Maliks make business out of affinity of exotic fruit popular in Japan
WEST WINDSOR — From Vivek Malik and his wife Seema, the couple who launched Bhumi Growers did so after an all-too-common realization: Life is short. You might as well be happy in your chosen work.
By tapping into a demand for “local citrus” the West Windsor couple are now both involved full-time managing their fruit and herbal business.
Their farm is in northern Burlington County and Vivek stressed they are looking for other hoop house and greenhouse spaces closer to home in West Windsor, so they can more closely maintain their inventory of several hundred exotic citrus trees.

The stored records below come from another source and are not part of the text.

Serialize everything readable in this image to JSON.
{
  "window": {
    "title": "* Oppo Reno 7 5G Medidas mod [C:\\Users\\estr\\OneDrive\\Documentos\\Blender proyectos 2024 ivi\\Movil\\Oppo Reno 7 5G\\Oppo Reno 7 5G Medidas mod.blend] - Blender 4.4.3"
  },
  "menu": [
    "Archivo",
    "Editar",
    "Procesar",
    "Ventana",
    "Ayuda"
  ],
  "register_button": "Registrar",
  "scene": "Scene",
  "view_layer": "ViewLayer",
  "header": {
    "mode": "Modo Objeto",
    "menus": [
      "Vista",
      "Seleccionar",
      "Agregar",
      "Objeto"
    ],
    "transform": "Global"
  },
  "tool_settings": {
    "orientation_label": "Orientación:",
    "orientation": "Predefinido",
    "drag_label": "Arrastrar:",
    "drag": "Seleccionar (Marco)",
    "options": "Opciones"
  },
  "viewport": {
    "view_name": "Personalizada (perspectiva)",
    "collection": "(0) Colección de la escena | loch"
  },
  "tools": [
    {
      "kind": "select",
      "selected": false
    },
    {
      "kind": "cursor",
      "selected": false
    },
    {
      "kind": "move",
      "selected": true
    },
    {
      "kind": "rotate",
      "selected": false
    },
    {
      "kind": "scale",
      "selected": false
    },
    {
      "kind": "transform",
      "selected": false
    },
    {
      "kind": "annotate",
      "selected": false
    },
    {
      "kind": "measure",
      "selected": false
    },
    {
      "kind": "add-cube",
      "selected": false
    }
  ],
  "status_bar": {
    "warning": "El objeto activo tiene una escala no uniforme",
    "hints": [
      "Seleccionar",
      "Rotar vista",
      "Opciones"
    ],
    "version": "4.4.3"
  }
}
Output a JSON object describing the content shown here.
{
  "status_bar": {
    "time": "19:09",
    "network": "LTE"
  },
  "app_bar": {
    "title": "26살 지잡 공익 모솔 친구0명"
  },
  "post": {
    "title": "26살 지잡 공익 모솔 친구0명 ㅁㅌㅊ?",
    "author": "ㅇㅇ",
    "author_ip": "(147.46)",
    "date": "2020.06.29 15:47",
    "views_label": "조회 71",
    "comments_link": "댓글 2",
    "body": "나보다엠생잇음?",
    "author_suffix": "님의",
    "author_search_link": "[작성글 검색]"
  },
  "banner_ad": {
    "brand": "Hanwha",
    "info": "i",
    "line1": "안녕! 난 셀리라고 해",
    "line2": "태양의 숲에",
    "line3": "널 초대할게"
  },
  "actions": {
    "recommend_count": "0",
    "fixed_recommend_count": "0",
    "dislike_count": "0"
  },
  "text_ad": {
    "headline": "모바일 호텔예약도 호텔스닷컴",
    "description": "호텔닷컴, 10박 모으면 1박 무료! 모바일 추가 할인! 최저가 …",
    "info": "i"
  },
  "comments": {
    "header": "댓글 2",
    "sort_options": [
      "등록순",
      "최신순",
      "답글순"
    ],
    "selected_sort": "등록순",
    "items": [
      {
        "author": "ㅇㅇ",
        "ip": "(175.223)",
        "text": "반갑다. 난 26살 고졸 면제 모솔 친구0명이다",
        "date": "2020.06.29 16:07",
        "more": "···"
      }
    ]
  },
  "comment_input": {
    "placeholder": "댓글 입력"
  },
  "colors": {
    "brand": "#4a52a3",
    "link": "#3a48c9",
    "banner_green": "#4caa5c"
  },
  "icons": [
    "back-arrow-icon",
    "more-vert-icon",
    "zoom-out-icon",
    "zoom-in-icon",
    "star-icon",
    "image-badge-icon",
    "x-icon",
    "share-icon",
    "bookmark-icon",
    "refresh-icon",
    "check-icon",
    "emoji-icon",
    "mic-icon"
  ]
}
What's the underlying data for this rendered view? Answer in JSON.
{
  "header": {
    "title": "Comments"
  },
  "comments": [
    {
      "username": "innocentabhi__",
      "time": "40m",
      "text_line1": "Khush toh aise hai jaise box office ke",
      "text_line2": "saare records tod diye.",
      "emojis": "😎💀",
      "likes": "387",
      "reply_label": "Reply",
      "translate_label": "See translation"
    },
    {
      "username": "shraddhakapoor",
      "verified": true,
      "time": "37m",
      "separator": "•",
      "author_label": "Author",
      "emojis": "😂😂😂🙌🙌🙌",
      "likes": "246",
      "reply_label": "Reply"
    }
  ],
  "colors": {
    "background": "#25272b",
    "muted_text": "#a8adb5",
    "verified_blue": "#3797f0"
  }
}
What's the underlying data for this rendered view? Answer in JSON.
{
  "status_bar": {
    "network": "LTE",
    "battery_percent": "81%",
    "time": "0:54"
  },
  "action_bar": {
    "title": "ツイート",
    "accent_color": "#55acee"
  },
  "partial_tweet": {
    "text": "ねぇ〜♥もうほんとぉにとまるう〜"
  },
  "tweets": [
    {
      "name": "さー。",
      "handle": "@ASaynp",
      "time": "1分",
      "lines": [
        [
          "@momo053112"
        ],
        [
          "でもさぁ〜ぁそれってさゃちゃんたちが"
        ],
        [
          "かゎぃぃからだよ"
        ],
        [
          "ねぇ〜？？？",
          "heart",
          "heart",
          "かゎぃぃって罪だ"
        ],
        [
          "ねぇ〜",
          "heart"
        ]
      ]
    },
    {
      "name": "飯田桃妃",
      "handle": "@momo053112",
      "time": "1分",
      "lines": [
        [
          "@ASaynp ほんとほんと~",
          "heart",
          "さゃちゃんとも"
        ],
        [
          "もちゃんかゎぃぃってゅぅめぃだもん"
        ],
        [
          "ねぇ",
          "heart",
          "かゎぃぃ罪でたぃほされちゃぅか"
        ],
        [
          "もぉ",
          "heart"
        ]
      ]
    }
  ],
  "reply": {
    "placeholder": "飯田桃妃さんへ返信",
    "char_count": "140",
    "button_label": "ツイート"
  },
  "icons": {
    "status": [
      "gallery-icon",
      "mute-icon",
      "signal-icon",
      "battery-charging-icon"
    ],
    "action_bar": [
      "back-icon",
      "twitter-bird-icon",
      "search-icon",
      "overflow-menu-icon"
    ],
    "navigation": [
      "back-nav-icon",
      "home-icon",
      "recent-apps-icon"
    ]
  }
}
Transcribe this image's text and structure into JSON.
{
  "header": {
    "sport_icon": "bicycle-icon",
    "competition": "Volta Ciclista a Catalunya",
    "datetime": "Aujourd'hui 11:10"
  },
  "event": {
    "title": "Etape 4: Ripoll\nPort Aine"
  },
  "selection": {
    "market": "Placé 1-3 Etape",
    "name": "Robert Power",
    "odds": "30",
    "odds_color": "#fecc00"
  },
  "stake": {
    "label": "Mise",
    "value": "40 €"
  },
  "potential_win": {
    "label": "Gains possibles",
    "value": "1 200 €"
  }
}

After Seema was diagnosed with breast cancer in 2014 and Vivek’s mother passed away at home in India in 2017, they decided to leave their previous jobs in financial services and jump into raising exotic fruit, part-time at first, and in the last two years, Seema has been at it full-time. They both freely admitted the learning curve in trying to grow cold-hardy citrus fruits in New Jersey was huge.
They work seven days a week in the respective growing seasons tending to their potted trees and said their daughter, Simran, now entering 8th grade, is an expert when it comes to grafting the trees they raise for six varieties of kumquat and a host of other citrus.
“We wanted to grow yuzu fruit for ourselves,” Seema said in the couple’s orchard in northern Burlington County. “That began in our backyard and moved the trees inside to the family room during fall and winter.
“Taking it to the next level, and starting to explore commercial opportunities, that all happened after my first brush with breast cancer,” she said.
“We realized life is short, we really don’t know how much time we have. Instead of just waiting around and thinking about it, why don’t we take the next step and actually figure out if anybody else is interested in us growing yuzu for them, and would they buy it from us?”
The couple loved the flavor of yuzu fruit, began growing it in their backyard out of a curiosity.
Interestingly, they are both from India and they have no farmers among their distant relatives nor is there much yuzu fruit to be found there.
“There is nothing Indian about this, there is no citrus here from India,” she said, gesturing out at their several hundred potted trees behind a large greenhouse, “and the only thing Indian about this place is us.”
The business, Bhumi Growers, is named in honor of Vivek’s mother, Kamla, who always encouraged both of them to see about launching their own businesses and working for themselves. Bhumi means “mother earth” in the dialect they spoke in India.
After Seema’s second brush with breast cancer in 2020, “we said, okay one of us has got to be doing this full-time. So I jumped into this in the middle of the pandemic full-time,” she said.
While their business continued to expand and orders poured in from restaurants in other states, they credited Mercer County Ag Extension Agent Meredith Melendez for her support, thorough answers to questions, and helpful connections to get them the greenhouse space they currently occupy near Columbus.
“We had a few trees inside our home in West Windsor, so the first place we went to was Elements in Princeton,” Vivek said.
They started to show a lot of interest and other area restaurants were giving them good feedback as well.
Once they were ready to move their trees out of their family room and backyard, he said Melendez was invaluable in helping them to grow their local citrus business.
In 2019 they took over the whole section of the greenhouse they currently use for Bhumi Growers. In the spring, using carts, they move several hundred potted trees out into a field covered with black permeable material so the trees can enjoy native pollinators, fresh air, sunshine, natural heat and humidity and area birds enjoy nesting in their trees, all of which are surrounded by deer fencing.
Since they began raising yuzu fruit in their backyard 10 years ago, their educational journey has taken them on one trip to Japan, one to Switzerland and several trips to get root stocks of trees at the University of California in Riverside.
As to the future for Bhumi Growers, they said they are committed to organic practices but not yet certified.
“That’s going to take time, it’s a long process,” Vivek said.
The Bhumi Growers website describes 16 varieties of citrus, six varieties of kumquats, limequats, a variety of finger limes, makrut leaves, citrus blossoms, sudachi, calamansi, turmeric, and galangal, a Thai spice. They are also working to develop more value-added products to their product line, like kumquat simple syrup.
The yuzu fruit aren’t harvested until August and September, yet, every year they said they sell a lot and have a lot leftover. The flavor of yuzu fruit is hard to describe, the Maliks said. What sets it apart is the fruit is prized more for its rind than it is for its juice. It’s a very seed-filled fruit and all the essential oils are in the rind, they said.
“The yuzu fruit is known to have very good health benefits. In Japan, they use the seeds of the fruit for medicinal and cosmetic purposes” he added. “Once you get the fragrance of a yuzu, you never go back to any other citrus.”